“We could not get consistent results,” he said. “It was very frustrating and really weird.”

Here’s what they did next, what they found, and the implications of their findings,

Xiu decided to test nanoparticle toxicity in an anaerobic environment – that is, sealed inside a chamber with no exposure to oxygen — to control the silver ions’ release. He found that the filtered particles were a lot less toxic to microbes than silver ions.

Working with the lab of Rice chemist Vicki Colvin, the team then synthesized silver nanoparticles inside the anaerobic chamber to eliminate any chance of oxidation. “We found the particles, even up to a concentration of 195 parts per million, were still not toxic to bacteria,” Xiu said. “But for the ionic silver, a concentration of about 15 parts per billion would kill all the bacteria present. That told us the particle is 7,665 times less toxic than the silver ions, indicating a negligible toxicity.”

“The point of that experiment,” Alvarez [Pedro Alvarez, George R. Brown Professor and chair of Rice’s Civil and Environmental Engineering Department] said, “was to show that a lot of people were obtaining data that was confounded by a release of ions, which was occurring during exposure they perhaps weren’t aware of.”

Alvarez suggested the team’s anaerobic method may be used to test many other kinds of metallic nanoparticles for toxicity and could help fine-tune the antibacterial qualities of silver particles. In their tests, the Rice researchers also found evidence of homesis; [e.g..,] E. coli became stimulated by silver ions when they encountered doses too small to kill them.

“Ultimately, we want to control the rate of (ion) release to obtain the desired concentrations that just do the job,” Alvarez said. “You don’t want to overshoot and overload the environment with toxic ions while depleting silver, which is a noble metal, a valuable resource – and a somewhat expensive disinfectant. But you don’t want to undershoot, either.”

He said the finding should shift the debate over the size, shape and coating of silver nanoparticles. [emphasis mine] “Of course they matter,” Alvarez said, “but only indirectly, as far as these variables affect the dissolution rate of the ions. The key determinant of toxicity is the silver ions. So the focus should be on mass-transfer processes and controlled-release mechanisms.”

Interestingly, this is a joint US-UK effort (US Environmental Protection Agency and the U.K. Natural Environment Research Council). H/T to Will Soutter’s July 12, 2012 news item on Azonano for the information about this latest silver nanoparticle research from Rice University. The July 11, 2012 news item on Nanowerk also features information about the silver nanoparticles, ions, and Rice University.

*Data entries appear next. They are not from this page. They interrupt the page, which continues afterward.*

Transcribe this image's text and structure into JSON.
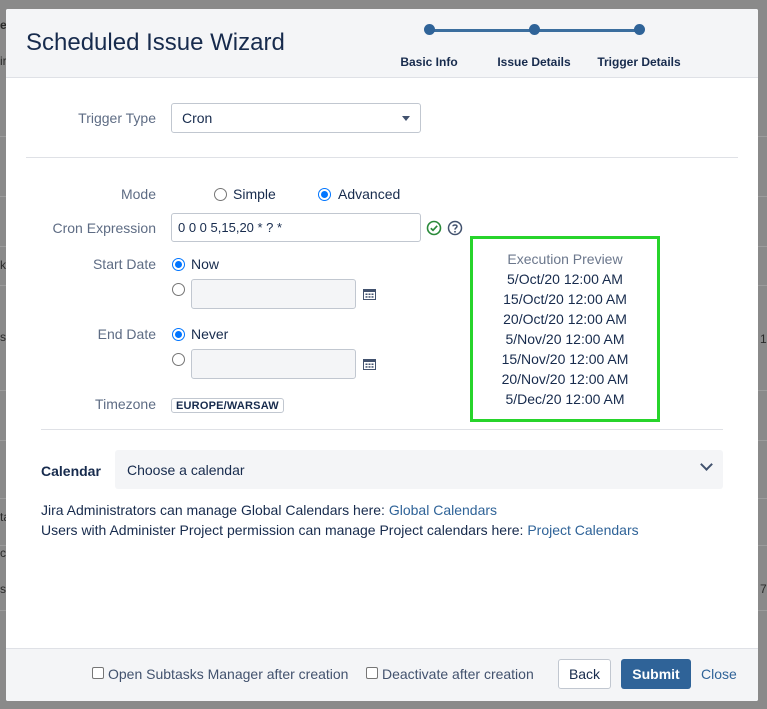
{
  "background": {
    "fragments": [
      "e",
      "ir",
      "k",
      "sl",
      "ta",
      "co",
      "s",
      "1",
      "7"
    ]
  },
  "dialog": {
    "title": "Scheduled Issue Wizard",
    "steps": [
      {
        "label": "Basic Info"
      },
      {
        "label": "Issue Details"
      },
      {
        "label": "Trigger Details"
      }
    ]
  },
  "trigger": {
    "label": "Trigger Type",
    "value": "Cron"
  },
  "mode": {
    "label": "Mode",
    "options": [
      {
        "label": "Simple",
        "selected": false
      },
      {
        "label": "Advanced",
        "selected": true
      }
    ]
  },
  "cron": {
    "label": "Cron Expression",
    "value": "0 0 0 5,15,20 * ? *",
    "valid_icon": "check-circle-icon",
    "help_icon": "question-circle-icon"
  },
  "start_date": {
    "label": "Start Date",
    "now_label": "Now",
    "now_selected": true,
    "date_value": ""
  },
  "end_date": {
    "label": "End Date",
    "never_label": "Never",
    "never_selected": true,
    "date_value": ""
  },
  "timezone": {
    "label": "Timezone",
    "value": "EUROPE/WARSAW"
  },
  "preview": {
    "title": "Execution Preview",
    "items": [
      "5/Oct/20 12:00 AM",
      "15/Oct/20 12:00 AM",
      "20/Oct/20 12:00 AM",
      "5/Nov/20 12:00 AM",
      "15/Nov/20 12:00 AM",
      "20/Nov/20 12:00 AM",
      "5/Dec/20 12:00 AM"
    ],
    "highlight_color": "#27d42b"
  },
  "calendar": {
    "label": "Calendar",
    "placeholder": "Choose a calendar",
    "global_text": "Jira Administrators can manage Global Calendars here: ",
    "global_link": "Global Calendars",
    "project_text": "Users with Administer Project permission can manage Project calendars here: ",
    "project_link": "Project Calendars"
  },
  "footer": {
    "open_subtasks_label": "Open Subtasks Manager after creation",
    "open_subtasks_checked": false,
    "deactivate_label": "Deactivate after creation",
    "deactivate_checked": false,
    "back_label": "Back",
    "submit_label": "Submit",
    "close_label": "Close"
  },
  "colors": {
    "primary": "#2f6398",
    "text": "#172b4d",
    "muted": "#5e6c84"
  }
}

I have mentioned Vicki Colvin’s work previously including this Jan. 28, 2011 posting about a UK/US joint environmental research effort. I have also mentioned Pedro Alvarez a few times including this Aug. 2, 2010 posting about nanomaterials and the construction industry.